▶ [The task]: Please output each entry in the material beneath exactly as shown.

▶ [Given entries]:
----------------------------------------

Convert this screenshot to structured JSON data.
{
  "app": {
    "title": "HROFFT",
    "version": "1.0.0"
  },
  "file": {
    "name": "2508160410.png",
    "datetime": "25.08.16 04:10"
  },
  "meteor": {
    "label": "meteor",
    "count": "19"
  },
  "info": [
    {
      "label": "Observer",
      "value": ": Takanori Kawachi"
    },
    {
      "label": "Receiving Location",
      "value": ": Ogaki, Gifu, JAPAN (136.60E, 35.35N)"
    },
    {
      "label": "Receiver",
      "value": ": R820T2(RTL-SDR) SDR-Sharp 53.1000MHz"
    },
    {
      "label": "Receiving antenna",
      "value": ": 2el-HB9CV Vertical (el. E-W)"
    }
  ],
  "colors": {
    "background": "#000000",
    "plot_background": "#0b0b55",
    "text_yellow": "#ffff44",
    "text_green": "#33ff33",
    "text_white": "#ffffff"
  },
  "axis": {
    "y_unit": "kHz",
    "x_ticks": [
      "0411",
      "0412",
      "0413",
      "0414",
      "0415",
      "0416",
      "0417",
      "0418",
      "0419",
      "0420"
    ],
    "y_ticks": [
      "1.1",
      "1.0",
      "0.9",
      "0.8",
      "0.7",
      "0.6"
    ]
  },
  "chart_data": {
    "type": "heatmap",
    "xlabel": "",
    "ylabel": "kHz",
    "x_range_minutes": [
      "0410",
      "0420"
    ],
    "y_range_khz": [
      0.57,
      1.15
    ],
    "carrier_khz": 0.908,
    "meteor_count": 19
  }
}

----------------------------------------

▶ [Answer section]:
Convert this screenshot to structured JSON data.
{
  "app": {
    "title": "HROFFT",
    "version": "1.0.0"
  },
  "file": {
    "name": "2508160410.png",
    "datetime": "25.08.16 04:10"
  },
  "meteor": {
    "label": "meteor",
    "count": "19"
  },
  "info": [
    {
      "label": "Observer",
      "value": ": Takanori Kawachi"
    },
    {
      "label": "Receiving Location",
      "value": ": Ogaki, Gifu, JAPAN (136.60E, 35.35N)"
    },
    {
      "label": "Receiver",
      "value": ": R820T2(RTL-SDR) SDR-Sharp 53.1000MHz"
    },
    {
      "label": "Receiving antenna",
      "value": ": 2el-HB9CV Vertical (el. E-W)"
    }
  ],
  "colors": {
    "background": "#000000",
    "plot_background": "#0b0b55",
    "text_yellow": "#ffff44",
    "text_green": "#33ff33",
    "text_white": "#ffffff"
  },
  "axis": {
    "y_unit": "kHz",
    "x_ticks": [
      "0411",
      "0412",
      "0413",
      "0414",
      "0415",
      "0416",
      "0417",
      "0418",
      "0419",
      "0420"
    ],
    "y_ticks": [
      "1.1",
      "1.0",
      "0.9",
      "0.8",
      "0.7",
      "0.6"
    ]
  },
  "chart_data": {
    "type": "heatmap",
    "xlabel": "",
    "ylabel": "kHz",
    "x_range_minutes": [
      "0410",
      "0420"
    ],
    "y_range_khz": [
      0.57,
      1.15
    ],
    "carrier_khz": 0.908,
    "meteor_count": 19
  }
}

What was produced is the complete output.